Okay, in the case of a normal inspection, and by normal I mean, we're already under contract to purchase a home and we have an inspection contingency built into the offer. We do the inspection, we have the report at hand and now we have some choices. First of all during that initial inspection period, you know, you're given anywhere from a few to up to 10 days to do all the inspections that you would like to do. So, to do the home inspection, do the sewer scope, you know, maybe have a specialist come out. This is probably a good point to note, too, you have this initial inspection period. There's also, oftentimes, built into that are these additional inspections. Meaning if we have five days to do an inspection and we have the inspector comes there on day three and he says, "hey, I really recommend that you have a foundation specialist come and take a look at this" we can invoke that additional inspection time to have somebody come out and take a look at that. So these are all going to be very dependent on the particular offer that you've written, but suffice it to say you have the inspection report in hand and other some choices to make.
So there's basically four different things that you can do.
Option 1: Invoke Additional Inspections (see above)
Option 2: Move Forward Toward Closing
We did the inspection, we approve it we're off to closing. So you're not asking for anything, you're saying everything's a-okay, and you move on.
Option 3: The next option you have is to walk away.
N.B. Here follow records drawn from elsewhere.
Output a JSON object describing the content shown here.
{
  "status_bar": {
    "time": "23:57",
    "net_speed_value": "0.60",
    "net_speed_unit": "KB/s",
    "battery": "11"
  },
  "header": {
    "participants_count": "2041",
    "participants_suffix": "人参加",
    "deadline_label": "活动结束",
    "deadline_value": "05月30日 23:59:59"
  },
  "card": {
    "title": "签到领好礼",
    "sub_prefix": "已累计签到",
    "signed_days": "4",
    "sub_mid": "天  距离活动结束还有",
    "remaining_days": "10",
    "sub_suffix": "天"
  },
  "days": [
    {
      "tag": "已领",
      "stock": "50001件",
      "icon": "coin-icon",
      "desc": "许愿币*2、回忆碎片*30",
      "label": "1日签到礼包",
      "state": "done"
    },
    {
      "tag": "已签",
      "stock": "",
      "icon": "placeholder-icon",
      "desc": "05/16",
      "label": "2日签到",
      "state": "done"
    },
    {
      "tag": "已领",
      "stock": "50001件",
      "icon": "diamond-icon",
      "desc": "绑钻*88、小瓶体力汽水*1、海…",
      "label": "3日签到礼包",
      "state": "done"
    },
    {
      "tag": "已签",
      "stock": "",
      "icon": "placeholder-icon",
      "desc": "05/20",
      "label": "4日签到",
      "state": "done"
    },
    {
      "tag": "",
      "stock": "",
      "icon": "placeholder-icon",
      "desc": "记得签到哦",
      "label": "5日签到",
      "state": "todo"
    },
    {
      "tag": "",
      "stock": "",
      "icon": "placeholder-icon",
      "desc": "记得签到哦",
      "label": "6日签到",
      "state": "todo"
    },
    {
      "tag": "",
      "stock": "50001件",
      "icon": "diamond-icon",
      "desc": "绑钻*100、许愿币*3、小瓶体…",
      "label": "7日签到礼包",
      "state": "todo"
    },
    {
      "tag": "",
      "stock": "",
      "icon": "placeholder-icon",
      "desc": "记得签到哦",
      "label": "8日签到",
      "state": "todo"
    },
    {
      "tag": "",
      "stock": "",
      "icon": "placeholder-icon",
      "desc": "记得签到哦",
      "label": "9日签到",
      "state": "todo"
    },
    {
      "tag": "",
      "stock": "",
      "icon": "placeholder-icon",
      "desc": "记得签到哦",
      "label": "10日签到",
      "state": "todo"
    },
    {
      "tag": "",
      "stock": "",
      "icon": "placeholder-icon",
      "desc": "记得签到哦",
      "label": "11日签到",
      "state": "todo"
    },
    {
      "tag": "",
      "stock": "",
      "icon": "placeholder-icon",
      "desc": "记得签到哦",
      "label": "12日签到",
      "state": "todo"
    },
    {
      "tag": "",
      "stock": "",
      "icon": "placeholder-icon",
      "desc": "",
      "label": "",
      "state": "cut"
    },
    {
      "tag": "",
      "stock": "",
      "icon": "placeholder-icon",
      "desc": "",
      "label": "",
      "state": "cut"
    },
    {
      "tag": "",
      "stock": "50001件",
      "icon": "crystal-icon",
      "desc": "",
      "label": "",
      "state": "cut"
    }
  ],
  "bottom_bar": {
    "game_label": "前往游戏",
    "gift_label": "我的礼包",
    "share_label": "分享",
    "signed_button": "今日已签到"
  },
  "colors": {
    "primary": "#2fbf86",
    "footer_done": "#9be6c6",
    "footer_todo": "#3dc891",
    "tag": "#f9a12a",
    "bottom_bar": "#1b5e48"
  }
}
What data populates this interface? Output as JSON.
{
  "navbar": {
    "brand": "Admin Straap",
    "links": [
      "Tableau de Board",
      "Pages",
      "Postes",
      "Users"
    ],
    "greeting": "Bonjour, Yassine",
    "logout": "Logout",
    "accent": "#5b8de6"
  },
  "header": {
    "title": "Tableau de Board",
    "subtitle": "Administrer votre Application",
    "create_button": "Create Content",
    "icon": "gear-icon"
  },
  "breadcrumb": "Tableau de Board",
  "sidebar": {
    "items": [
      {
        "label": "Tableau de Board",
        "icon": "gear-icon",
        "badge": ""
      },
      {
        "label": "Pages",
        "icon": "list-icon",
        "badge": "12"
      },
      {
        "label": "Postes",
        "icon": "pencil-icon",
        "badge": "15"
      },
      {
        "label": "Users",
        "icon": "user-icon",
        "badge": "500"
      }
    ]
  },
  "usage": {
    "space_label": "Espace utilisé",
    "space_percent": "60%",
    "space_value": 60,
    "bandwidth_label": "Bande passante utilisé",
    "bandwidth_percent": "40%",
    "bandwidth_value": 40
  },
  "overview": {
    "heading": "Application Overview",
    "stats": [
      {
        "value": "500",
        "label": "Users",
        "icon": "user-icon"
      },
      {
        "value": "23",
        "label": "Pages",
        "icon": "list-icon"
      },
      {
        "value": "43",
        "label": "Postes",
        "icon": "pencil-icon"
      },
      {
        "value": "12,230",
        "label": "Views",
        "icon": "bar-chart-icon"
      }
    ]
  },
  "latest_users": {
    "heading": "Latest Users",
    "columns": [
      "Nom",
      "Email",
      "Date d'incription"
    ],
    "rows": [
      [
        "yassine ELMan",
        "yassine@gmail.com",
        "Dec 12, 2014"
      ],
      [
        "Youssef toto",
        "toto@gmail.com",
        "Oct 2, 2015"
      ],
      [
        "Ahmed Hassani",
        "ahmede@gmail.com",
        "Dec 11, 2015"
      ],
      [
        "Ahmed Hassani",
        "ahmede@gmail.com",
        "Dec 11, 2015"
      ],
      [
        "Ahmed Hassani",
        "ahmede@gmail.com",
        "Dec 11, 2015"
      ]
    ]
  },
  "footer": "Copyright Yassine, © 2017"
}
You did the inspection, it's a hot mess and you say "I don't want it." So we go back to the seller and we terminate the agreement, and that's it. You don't lose your earnest money, as long as we're within that inspection period. That's it, done deal.
Option 4: And yet another option is for us to ask the seller to make repairs or modifications. Now that we're armed with our inspection report and we have all the data that we need, we use that to formulate a request. And so maybe we ask them to do X, Y, and Z. Alternatively, we don't have to ask them to actually make repairs, we can ask for either a credit toward closing costs or a reduction of the purchase price. We can talk about the pros and cons of that when it comes to your particular transaction, but those are the options that we have with the inspection report.
So once in a while, somebody will ask me "when do I not do a home inspection?" and the answer to that is: when you're going to tear the house down. That is literally the only time you would not want to do a home inspection. It doesn't matter if it's a condo, new construction, it's just been inspected by the city -- none of that matters. It's a huge investment, always do a home inspection.
So, Jeff, you've been on thousands of inspections?
Yeah, probably five or six thousand.
Five or six thousand. That's crazy. So, what is the what's the craziest thing you've ever seen during a home inspection?
I actually found a dead seal in a crawl space.
Because the house was right next to the water, and they had a really high tide, and the seal washed in there, and it was not smelling well.
Oh my goodness, a dead seal. Okay, I don't think we're going to find a dead seal here on Phinney Ridge, but if we do you, can bet we're going to take a video of it.
Thank you everyone for watching another episode of Behind The Scenes, we hope you enjoyed it and found it informative. As always, if you have any real estate related questions, please don't hesitate to reach out. And, if you have any feedback about our series Behind The Scenes or any other content we put out, we would love to hear your feedback, so thank you so much and take care.
House Goals Realized. JanusGroup at RE/MAX Integrity.
See more videos in the Behind The Scenes series!
Schedule an appointment to discuss your goals.